*TRY IT*
From the listing below, return every line with the string "https" in it.

GIVEN DATA START

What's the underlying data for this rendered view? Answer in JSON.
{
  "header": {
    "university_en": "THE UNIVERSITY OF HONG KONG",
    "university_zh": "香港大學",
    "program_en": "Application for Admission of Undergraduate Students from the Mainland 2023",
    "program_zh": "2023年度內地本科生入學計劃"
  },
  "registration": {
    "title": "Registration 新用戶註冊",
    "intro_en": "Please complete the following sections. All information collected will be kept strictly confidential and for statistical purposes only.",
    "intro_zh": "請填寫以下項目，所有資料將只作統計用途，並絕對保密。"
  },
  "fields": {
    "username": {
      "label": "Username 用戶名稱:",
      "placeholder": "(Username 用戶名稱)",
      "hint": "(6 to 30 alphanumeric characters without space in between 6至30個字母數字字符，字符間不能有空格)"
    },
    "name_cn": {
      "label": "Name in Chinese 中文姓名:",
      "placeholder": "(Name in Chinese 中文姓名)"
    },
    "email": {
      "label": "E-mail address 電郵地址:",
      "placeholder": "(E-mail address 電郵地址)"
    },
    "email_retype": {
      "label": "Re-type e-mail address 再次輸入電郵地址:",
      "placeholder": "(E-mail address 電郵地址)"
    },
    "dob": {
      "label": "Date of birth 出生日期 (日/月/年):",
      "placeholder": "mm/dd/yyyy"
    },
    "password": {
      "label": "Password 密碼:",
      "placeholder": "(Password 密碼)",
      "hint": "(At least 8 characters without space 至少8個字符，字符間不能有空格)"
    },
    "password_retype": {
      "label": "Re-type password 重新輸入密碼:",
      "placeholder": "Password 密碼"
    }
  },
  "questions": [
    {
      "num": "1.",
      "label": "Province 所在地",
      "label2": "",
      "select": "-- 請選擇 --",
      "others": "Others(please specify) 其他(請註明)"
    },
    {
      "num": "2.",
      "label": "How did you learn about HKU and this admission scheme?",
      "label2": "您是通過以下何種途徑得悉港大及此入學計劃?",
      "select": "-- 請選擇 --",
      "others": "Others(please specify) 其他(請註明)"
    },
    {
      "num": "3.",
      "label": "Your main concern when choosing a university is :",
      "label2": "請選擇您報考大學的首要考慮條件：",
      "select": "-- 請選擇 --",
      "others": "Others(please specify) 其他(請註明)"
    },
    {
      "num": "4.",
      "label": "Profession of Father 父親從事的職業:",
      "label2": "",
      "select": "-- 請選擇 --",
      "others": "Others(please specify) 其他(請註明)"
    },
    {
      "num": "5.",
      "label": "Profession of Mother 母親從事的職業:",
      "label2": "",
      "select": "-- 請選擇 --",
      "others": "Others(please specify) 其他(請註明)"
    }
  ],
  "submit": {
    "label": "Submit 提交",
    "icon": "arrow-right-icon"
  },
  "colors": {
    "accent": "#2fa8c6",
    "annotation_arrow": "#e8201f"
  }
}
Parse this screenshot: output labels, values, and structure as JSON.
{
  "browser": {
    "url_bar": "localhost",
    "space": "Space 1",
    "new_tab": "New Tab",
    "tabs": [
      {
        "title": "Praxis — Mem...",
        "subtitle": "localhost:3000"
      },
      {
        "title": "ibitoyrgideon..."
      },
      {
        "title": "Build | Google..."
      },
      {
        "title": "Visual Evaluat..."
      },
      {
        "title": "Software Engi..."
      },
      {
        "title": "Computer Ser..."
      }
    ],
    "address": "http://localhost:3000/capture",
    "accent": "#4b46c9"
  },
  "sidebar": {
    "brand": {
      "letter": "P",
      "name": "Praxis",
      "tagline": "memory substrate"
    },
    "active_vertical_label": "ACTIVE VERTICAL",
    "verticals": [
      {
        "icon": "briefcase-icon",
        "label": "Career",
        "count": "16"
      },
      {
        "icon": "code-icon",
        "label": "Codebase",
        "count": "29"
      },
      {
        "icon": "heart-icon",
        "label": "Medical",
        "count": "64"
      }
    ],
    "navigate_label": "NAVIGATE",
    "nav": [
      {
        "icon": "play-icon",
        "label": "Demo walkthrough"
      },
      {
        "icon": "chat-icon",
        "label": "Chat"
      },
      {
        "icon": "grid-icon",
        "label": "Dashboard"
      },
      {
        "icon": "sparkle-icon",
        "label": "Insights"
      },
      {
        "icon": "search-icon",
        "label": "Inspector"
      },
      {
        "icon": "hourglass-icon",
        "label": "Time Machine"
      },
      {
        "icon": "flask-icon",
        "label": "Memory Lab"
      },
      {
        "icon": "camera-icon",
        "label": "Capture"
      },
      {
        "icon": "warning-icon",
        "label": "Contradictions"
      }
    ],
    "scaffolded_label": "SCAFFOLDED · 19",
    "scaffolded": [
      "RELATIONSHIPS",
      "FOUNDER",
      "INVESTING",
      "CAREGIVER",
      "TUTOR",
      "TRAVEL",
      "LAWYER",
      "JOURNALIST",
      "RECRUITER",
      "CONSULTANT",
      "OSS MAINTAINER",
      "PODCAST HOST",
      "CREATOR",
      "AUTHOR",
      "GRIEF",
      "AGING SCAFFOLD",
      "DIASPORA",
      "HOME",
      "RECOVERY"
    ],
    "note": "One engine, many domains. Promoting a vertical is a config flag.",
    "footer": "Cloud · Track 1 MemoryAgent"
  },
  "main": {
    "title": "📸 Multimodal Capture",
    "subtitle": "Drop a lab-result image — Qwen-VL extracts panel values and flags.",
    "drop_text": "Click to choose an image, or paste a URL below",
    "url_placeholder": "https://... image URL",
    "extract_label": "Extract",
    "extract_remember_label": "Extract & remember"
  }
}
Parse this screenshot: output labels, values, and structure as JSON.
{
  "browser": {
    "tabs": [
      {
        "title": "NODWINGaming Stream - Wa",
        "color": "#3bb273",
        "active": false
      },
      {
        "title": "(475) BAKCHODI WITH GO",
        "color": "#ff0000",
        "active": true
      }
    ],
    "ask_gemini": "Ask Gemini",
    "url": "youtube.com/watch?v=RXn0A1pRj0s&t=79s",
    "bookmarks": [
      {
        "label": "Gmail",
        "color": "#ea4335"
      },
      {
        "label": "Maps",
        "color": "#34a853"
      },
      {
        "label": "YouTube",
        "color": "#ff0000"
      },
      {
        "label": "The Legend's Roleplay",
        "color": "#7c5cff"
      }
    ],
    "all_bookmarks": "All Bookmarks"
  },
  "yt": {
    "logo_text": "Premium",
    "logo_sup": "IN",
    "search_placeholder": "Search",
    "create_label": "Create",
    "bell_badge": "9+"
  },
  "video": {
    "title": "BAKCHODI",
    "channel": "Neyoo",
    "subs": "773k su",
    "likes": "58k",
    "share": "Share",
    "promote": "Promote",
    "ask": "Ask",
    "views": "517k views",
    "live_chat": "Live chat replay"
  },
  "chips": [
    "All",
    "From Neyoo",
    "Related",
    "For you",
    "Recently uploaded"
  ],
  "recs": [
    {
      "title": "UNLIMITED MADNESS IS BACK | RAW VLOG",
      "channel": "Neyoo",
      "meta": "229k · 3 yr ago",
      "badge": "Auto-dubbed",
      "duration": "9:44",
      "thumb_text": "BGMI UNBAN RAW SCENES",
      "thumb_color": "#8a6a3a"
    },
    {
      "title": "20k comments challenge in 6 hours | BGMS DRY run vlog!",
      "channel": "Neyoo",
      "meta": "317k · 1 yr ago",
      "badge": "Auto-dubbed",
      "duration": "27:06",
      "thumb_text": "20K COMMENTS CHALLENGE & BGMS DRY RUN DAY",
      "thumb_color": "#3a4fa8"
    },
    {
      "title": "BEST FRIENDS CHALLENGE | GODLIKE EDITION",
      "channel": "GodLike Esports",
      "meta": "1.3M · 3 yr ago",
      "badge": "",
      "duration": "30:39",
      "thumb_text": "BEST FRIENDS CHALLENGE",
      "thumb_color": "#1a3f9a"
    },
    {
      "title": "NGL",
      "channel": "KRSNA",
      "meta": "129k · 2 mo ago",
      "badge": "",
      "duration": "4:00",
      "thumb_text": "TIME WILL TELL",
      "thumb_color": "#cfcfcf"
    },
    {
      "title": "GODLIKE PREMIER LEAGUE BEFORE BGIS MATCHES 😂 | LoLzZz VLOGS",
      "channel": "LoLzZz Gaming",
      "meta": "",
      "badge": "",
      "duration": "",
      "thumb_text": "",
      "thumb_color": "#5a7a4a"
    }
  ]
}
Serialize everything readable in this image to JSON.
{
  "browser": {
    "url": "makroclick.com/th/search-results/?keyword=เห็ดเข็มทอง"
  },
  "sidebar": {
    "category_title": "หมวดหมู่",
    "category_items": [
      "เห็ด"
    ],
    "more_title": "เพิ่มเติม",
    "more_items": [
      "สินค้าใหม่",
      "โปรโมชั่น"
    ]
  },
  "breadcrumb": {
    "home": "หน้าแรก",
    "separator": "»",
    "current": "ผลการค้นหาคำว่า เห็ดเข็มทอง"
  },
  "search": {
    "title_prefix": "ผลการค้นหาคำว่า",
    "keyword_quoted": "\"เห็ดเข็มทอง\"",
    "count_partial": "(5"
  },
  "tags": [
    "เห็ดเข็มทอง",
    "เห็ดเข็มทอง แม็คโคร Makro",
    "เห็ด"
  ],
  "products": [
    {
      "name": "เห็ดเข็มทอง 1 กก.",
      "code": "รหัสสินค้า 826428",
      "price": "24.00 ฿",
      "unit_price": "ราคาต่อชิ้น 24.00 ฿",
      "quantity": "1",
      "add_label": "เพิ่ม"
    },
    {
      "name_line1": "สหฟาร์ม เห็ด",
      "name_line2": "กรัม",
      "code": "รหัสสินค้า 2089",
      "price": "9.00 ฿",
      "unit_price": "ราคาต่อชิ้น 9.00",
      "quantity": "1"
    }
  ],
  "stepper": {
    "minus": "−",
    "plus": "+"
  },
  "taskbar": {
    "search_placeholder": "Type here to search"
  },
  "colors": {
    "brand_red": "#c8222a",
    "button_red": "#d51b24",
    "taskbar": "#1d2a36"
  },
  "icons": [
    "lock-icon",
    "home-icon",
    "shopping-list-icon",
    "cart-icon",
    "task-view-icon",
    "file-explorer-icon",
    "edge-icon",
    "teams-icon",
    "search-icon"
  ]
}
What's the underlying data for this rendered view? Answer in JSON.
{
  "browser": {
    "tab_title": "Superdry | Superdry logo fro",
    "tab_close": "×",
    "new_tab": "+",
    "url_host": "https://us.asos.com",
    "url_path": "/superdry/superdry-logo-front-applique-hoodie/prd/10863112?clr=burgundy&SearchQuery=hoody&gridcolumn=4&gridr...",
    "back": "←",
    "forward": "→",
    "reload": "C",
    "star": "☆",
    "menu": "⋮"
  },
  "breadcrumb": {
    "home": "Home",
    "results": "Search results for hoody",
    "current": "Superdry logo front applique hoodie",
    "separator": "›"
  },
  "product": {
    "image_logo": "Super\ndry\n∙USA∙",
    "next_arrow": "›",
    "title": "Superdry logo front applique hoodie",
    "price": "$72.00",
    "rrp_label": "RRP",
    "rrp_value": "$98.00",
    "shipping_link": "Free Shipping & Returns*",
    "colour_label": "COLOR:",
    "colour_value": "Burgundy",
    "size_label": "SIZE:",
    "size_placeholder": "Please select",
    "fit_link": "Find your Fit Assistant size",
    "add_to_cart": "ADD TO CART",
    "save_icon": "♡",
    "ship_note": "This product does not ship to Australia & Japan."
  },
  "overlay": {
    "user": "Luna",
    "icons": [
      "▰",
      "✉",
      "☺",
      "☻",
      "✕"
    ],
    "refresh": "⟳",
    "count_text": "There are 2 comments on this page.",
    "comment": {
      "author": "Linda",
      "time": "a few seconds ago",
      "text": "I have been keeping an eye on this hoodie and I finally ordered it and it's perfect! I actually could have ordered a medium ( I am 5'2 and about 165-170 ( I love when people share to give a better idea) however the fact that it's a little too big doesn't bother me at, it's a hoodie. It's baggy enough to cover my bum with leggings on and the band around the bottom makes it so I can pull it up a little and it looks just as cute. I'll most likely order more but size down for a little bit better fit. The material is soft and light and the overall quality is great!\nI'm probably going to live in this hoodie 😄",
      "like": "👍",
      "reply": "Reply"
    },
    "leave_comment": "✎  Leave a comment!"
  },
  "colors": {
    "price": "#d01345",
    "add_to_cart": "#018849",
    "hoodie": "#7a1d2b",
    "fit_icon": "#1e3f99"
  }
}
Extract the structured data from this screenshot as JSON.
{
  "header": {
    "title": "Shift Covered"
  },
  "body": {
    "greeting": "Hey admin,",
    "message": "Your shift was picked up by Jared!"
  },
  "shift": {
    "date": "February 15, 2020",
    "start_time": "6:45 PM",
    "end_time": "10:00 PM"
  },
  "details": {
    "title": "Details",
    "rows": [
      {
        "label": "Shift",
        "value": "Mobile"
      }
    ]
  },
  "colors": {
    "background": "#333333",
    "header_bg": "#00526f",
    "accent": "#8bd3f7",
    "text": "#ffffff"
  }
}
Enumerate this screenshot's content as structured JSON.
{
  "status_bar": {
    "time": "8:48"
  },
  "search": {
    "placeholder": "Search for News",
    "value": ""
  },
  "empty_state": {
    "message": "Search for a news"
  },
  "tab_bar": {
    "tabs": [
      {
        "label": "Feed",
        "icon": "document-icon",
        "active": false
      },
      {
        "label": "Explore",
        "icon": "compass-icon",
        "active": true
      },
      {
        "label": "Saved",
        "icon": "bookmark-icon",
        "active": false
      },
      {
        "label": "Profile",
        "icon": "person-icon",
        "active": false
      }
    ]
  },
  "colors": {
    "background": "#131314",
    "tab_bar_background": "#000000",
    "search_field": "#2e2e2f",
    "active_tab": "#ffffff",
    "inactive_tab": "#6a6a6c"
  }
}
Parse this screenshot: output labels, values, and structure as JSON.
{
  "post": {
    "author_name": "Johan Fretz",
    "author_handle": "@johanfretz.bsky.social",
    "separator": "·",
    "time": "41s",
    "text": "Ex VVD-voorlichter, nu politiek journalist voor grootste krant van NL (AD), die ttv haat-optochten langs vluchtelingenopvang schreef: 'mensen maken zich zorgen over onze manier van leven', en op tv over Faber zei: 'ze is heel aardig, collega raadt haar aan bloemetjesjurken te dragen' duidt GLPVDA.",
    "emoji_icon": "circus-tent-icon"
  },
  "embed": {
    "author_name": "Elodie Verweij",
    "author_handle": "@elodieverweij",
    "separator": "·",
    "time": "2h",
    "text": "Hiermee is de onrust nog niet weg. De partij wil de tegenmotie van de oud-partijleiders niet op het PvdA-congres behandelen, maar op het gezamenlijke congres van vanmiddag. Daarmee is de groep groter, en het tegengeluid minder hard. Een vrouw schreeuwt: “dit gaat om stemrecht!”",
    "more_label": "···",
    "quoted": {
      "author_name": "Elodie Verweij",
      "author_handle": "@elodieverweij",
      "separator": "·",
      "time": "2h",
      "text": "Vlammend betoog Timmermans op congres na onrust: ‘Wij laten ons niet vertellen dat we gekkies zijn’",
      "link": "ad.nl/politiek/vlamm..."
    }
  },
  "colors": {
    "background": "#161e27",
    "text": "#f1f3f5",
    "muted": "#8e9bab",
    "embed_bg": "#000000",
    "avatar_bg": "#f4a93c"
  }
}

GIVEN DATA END

*EXERCISE RESPONSE*
    "url_placeholder": "https://... image URL",
    "url_host": "https://us.asos.com",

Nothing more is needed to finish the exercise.